Rather than wait for the RAC (and face the humiliation of calling them out for the second time in 48 hours) I bodged it - managing to strap the exhaust back onto the bottom of the car with my bike chain.
I tell this story not as evidence of any sort of engineering genius (I am the least mechanically-minded person I know) but because of how it felt. Overcoming a seemingly insurmountable obstacle, and going from intense frustration to pure elation in the process, was enormously satisfying. It was also strangely familiar.
It struck me that as adventure sports fans we experience this sort of thing a lot. We’re all obviously used to travelling physical distances, but the emotional journeys adventures take us on are just as significant.

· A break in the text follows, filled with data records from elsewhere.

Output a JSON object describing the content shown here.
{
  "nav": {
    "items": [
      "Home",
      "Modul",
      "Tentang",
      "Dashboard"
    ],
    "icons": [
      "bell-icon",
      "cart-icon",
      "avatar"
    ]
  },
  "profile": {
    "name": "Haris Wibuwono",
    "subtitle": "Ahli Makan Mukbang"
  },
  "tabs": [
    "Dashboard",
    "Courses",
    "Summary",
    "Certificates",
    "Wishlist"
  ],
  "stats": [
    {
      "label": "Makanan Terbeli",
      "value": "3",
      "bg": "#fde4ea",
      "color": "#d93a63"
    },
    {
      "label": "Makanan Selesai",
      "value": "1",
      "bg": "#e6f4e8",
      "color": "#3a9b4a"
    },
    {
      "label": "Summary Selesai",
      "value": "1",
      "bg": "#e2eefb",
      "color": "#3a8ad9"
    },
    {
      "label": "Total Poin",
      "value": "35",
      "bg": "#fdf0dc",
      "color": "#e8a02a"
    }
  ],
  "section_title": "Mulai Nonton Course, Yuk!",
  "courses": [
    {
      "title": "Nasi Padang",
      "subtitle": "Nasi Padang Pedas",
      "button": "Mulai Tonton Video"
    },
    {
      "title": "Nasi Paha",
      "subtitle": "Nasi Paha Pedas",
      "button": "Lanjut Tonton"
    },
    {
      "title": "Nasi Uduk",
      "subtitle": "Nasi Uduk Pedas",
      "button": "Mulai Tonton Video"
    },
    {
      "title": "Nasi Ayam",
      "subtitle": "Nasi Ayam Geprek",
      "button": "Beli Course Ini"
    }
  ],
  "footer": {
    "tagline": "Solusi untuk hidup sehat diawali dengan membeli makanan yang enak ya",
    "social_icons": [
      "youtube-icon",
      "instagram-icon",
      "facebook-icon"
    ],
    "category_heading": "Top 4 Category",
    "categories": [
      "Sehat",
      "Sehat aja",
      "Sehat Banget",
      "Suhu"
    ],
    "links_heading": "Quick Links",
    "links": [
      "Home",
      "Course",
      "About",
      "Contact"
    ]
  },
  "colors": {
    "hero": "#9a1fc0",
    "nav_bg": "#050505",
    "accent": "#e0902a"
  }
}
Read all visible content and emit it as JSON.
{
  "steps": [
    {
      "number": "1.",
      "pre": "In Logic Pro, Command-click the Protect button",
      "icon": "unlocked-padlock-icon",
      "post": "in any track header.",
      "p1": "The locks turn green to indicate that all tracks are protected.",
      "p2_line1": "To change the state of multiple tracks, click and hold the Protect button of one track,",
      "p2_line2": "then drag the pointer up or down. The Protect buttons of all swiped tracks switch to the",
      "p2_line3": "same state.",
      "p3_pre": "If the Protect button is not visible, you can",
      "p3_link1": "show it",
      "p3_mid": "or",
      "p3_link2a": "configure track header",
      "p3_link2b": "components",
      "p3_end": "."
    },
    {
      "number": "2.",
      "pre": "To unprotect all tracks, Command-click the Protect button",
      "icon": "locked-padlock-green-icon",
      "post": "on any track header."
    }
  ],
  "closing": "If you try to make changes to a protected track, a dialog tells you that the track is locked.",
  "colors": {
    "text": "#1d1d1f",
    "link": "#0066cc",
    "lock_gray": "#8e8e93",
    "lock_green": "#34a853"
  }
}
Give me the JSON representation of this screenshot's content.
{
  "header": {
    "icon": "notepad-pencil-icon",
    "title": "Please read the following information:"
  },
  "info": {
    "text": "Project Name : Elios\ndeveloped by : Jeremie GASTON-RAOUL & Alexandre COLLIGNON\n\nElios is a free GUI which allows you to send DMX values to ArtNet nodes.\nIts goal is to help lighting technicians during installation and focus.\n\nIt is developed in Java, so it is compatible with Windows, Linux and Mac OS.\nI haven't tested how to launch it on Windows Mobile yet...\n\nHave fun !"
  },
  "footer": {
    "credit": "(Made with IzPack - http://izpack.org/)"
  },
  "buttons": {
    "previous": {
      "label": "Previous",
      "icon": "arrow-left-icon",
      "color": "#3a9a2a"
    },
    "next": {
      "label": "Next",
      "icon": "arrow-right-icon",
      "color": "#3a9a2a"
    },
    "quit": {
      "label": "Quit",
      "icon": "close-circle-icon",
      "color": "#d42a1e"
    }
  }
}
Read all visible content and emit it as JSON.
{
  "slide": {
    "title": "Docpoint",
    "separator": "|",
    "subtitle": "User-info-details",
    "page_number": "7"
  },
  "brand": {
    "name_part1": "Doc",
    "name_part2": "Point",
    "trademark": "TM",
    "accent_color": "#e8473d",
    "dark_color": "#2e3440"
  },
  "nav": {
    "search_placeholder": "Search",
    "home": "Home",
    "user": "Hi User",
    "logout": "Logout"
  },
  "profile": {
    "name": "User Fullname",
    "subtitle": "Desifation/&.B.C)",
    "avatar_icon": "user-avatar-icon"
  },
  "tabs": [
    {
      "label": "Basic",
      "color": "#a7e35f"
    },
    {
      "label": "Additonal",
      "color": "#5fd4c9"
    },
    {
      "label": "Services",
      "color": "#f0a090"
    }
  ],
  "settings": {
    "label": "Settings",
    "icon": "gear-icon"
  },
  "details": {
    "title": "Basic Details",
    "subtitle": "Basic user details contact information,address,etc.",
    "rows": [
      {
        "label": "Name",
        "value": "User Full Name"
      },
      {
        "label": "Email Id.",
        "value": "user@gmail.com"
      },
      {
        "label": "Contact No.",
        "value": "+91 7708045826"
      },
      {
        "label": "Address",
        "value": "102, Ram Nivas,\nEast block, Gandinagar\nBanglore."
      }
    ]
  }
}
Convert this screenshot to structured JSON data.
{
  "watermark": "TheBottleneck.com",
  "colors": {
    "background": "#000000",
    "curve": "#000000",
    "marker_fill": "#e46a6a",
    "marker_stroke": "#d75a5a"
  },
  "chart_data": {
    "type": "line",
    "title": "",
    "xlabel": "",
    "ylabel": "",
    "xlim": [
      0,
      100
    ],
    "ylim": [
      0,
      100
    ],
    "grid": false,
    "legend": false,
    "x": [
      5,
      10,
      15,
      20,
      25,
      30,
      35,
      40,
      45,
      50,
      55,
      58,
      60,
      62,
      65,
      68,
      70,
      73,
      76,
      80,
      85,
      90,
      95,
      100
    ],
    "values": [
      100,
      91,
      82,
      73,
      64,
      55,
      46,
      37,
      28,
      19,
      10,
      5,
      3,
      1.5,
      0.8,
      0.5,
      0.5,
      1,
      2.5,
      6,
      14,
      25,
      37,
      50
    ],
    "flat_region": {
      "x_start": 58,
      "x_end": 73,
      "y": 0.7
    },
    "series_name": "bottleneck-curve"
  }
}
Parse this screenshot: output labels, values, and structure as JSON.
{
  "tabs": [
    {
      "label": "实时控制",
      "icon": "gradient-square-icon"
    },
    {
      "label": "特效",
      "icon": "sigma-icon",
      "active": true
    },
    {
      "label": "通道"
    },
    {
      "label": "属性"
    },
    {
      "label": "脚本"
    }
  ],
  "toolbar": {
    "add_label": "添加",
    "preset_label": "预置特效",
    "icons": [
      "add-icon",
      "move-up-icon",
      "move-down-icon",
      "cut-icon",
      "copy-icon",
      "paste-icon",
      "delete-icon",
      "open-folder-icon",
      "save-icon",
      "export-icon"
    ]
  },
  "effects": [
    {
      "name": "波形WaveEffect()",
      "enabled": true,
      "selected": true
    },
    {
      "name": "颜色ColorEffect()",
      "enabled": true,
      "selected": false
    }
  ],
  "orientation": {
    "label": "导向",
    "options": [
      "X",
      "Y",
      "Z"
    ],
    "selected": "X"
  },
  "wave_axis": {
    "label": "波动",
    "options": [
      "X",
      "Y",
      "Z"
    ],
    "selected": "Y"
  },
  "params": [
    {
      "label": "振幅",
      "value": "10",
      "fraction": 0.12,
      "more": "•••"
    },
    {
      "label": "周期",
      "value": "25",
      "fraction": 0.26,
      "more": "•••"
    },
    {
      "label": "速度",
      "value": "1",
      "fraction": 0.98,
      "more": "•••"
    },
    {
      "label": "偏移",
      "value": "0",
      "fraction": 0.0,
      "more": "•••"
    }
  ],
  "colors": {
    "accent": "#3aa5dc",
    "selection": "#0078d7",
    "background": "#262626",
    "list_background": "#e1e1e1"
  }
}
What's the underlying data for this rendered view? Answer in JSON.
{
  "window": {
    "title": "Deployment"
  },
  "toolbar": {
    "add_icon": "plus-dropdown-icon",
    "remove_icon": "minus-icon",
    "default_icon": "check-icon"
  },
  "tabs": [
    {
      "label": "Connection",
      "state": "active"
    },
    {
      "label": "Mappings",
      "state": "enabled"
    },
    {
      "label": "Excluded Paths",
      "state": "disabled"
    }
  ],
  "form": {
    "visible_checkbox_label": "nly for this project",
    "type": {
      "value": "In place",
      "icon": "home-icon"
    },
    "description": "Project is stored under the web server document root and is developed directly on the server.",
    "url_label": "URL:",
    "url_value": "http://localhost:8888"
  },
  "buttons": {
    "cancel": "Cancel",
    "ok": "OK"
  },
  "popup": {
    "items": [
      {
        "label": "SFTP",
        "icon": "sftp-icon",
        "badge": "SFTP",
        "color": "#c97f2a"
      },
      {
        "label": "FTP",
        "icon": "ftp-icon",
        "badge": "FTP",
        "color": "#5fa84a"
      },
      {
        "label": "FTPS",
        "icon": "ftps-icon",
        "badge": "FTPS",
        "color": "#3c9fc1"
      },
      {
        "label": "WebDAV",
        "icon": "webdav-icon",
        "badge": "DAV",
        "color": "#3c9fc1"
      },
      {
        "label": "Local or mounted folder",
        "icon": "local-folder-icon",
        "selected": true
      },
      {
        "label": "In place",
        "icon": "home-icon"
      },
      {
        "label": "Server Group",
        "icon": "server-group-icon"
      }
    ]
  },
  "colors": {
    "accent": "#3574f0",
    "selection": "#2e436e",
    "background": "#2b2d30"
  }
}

As Yvon Chouinard, the founder of Patagonia, once said: “When everything goes wrong – that’s when adventure starts".
Indeed, Dan and I had experienced the same range of emotions mountain biking the previous day when I snapped my chain (the same chain that was later MacGyvered into holding my car together). Fixing it and finishing the 20-mile ride made had made the whole experience all the more gratifying.
"Tom Owen’s car crashed through a border post, demolishing it in the process, and his driver was arrested."
This month’s issue is all about journeys and most the stories it contains involve not just physical travelling, but also emotional ups and downs - all of which are far more extreme than what I experienced last weekend. Tom Owen’s brilliant story of cycling through Sierra Leone for example, begins with his car crashing through a border post, demolishing it in the process, and his driver being arrested.
Abi Butcher meanwhile fell down a crevasse on assignment this month. Thankfully she lived to write the tale, and the experience hasn’t put her off the mountains. In fact, she’s planning to move out there this winter - the culmination of a long journey away from London and the stresses of city life.
Elsewhere this issue contains the tale of Associate Editor Jack Clayton’s trip to Morocco to climb Mount Toubkal, the highest mountain in the Atlas, and a fascinating interview with ultra-runner Helene Diamantides Whitaker, while our Three Days In… series focusses on a mountain bike trip to Galicia - a place pilgrims have travelled to for centuries.
"Abi Butcher fell down a crevasse on assignment for this month's issue."
Senior Editor Sam Haddad stayed a little closer to home for this month’s instalment of Great British Adventures, but looking at the photos that accompany her story you’d never guess. At times, she writes, it felt like she was paddling round the fjords of Norway than the Dorset coast.
Of course, knowing that she was in the English Channel didn’t diminish the sense of adventure - because although travelling physically can add to the experience, you don’t need to visit the ends of the earth to go on a journey. And I can say that with confidence, because I spent several hours of my weekend running through the full gamut of human emotions in a layby somewhere off the M4.
Here’s hoping this month’s stories inspire you to go on journeys that are just as intense, if slightly more exotic and exciting.
Enjoy the adventure.
– Tristan, Editor-in-Chief